The thing is — it takes time to establish credibility, and no matter how talented you are, it’s not realistic to expect your first article to make thousands of dollars. When you’re looking to monetise your hobby, accept that you’re in it for the long run. Be prepared to put in consistent efforts over a period of time and only then you can get paid.
Remember there are thousands of independent content creators you’re competing against, some of them have been working for far longer than you can imagine. Of course, it would take time and effort to reach their level.
4. Don’t Make It Your Only Source of Income
I love writing. I love making money from writing. But if I made it my sole income source, then the amount of money I earn would directly depend on how many words I can write in a day. That would put pressure on me to write something each day, whether I feel like it or not. If I write without feeling passionate about it, what’s the difference between a hobby and a day job?
A hobby is supposed to give you joy. It’s not supposed to act as a cage and trap you inside the regular grind.

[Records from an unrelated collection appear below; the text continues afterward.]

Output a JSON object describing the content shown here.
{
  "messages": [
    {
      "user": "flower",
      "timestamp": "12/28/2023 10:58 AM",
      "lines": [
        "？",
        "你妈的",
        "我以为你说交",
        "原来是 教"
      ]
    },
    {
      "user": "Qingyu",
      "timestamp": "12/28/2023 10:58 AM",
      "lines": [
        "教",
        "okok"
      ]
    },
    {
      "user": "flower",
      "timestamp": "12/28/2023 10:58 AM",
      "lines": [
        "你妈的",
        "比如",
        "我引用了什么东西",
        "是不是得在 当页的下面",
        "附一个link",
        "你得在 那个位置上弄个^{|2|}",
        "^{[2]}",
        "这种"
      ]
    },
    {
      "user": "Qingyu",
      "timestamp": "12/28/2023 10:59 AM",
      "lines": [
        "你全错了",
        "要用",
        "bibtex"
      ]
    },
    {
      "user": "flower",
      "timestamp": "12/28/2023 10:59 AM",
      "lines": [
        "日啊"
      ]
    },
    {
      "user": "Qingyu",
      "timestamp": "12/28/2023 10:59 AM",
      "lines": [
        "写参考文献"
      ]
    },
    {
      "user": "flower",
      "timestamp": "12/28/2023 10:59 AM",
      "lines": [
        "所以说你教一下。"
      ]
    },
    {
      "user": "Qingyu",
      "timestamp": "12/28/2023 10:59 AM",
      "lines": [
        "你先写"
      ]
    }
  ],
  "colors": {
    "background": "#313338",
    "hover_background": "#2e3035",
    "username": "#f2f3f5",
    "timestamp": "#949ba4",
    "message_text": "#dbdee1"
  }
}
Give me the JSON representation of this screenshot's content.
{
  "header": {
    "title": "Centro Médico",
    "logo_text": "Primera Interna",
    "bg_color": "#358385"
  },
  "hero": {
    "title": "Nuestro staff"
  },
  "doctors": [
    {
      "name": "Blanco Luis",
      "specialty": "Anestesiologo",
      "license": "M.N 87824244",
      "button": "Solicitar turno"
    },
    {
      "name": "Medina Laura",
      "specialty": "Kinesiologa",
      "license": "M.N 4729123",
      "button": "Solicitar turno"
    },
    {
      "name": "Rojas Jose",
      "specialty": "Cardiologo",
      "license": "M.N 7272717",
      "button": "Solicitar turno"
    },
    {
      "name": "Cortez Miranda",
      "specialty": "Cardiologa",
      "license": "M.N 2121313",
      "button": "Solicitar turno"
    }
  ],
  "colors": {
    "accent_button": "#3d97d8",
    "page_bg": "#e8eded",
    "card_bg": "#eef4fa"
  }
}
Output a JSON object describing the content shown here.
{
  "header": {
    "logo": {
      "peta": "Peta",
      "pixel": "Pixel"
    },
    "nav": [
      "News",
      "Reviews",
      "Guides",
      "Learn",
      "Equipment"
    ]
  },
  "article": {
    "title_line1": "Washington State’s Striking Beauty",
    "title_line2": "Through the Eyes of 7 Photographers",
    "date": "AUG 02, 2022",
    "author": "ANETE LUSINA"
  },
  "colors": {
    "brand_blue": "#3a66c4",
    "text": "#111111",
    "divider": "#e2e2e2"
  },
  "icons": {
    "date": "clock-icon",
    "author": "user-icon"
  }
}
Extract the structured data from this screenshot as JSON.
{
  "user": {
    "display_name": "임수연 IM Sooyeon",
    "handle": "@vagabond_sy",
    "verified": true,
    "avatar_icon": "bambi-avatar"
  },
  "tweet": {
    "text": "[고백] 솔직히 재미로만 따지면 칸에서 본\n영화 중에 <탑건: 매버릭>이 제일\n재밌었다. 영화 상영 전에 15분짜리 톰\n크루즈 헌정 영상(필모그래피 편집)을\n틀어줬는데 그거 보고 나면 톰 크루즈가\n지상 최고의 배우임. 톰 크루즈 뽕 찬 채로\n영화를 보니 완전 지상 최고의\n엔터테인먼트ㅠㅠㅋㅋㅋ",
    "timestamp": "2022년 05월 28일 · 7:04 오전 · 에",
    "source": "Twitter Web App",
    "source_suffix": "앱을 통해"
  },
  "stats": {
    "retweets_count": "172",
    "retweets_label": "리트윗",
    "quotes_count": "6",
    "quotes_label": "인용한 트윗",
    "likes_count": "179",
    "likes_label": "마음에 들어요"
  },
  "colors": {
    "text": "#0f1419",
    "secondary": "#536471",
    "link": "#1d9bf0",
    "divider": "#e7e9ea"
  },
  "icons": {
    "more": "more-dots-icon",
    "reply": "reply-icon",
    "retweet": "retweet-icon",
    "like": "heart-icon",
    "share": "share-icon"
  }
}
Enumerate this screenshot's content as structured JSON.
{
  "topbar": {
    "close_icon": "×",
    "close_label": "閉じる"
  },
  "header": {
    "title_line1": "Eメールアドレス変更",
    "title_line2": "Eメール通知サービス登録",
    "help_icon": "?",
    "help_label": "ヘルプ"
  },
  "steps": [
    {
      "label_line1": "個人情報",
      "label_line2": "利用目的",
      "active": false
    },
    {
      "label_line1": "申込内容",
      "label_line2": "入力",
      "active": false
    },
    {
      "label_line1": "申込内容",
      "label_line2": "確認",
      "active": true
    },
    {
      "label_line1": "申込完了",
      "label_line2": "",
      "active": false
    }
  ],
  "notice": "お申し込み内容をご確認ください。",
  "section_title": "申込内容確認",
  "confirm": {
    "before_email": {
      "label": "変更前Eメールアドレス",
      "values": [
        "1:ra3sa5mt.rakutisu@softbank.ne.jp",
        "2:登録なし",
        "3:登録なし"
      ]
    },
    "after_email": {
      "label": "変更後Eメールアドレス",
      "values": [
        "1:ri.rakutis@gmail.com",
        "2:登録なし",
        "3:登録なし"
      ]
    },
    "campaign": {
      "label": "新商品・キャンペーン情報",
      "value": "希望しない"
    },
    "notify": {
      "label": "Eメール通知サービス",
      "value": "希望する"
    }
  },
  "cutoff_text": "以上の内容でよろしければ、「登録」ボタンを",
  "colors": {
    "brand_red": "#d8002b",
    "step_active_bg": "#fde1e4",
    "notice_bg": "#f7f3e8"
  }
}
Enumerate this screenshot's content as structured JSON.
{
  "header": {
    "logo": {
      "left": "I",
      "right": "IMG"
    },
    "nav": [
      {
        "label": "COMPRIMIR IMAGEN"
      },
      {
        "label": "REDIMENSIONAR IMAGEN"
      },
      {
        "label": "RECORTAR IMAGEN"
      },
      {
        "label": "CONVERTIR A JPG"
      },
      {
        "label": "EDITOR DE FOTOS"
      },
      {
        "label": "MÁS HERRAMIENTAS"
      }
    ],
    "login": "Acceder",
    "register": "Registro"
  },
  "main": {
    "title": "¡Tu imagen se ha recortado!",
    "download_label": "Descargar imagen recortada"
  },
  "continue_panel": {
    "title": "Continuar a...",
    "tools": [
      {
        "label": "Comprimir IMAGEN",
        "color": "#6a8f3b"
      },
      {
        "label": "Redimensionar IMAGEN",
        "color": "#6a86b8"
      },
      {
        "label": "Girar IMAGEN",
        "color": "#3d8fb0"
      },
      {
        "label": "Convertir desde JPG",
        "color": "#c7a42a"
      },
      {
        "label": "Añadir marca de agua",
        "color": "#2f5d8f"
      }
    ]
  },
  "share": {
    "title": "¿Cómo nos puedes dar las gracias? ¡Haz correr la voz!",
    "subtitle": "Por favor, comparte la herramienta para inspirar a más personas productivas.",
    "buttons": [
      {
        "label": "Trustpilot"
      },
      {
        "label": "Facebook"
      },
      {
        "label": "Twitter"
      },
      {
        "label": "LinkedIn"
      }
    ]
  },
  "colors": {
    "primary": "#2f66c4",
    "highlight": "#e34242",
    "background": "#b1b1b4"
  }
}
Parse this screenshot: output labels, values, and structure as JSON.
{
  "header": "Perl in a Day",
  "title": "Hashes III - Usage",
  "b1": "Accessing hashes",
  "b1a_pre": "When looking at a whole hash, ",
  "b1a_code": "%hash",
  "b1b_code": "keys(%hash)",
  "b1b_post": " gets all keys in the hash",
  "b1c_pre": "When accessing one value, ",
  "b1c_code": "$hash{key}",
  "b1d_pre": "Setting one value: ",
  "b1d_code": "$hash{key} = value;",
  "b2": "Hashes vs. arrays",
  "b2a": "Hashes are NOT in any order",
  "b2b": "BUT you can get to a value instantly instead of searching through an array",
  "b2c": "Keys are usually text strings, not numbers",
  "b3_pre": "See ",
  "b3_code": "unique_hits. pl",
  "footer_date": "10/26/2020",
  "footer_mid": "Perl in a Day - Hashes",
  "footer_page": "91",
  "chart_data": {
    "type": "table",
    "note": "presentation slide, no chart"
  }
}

To make sure this doesn’t happen, work towards building multiple sources of income. This can be monetising the same hobby in different forms. For example, if you’re a photographer, you can take up commissioned work, upload your work on freelancing websites, do portfolio shoots and make movies. If you’re a writer, you can work on books, write on online platforms that pay, start your own writing course, make videos on YouTube, etc. Or, you can also work on monetising different hobbies, or combining two hobbies and making something unique that can be monetised.
The key here is not to let your income depend on doing just one type of work. Mix and match your skills and time to derive enjoyment out of the process.
Monetising a hobby can act as a great motivation, despite the social stigma attached to it. Here are four things you need to keep in mind:
- Don’t wait until you’re perfect. Start right away.
- Don’t change yourself for the audience. Be authentic. Be you.
- Stop expecting immediate results. Be prepared to be in it for the long term. Consistency always pays off.
- Have other sources of income aside from the hobby.
The most important part is to revel in your creativity and enjoy the process. Sure, making money by doing what you love is awesome, but that shouldn’t take the enjoyment out of creating.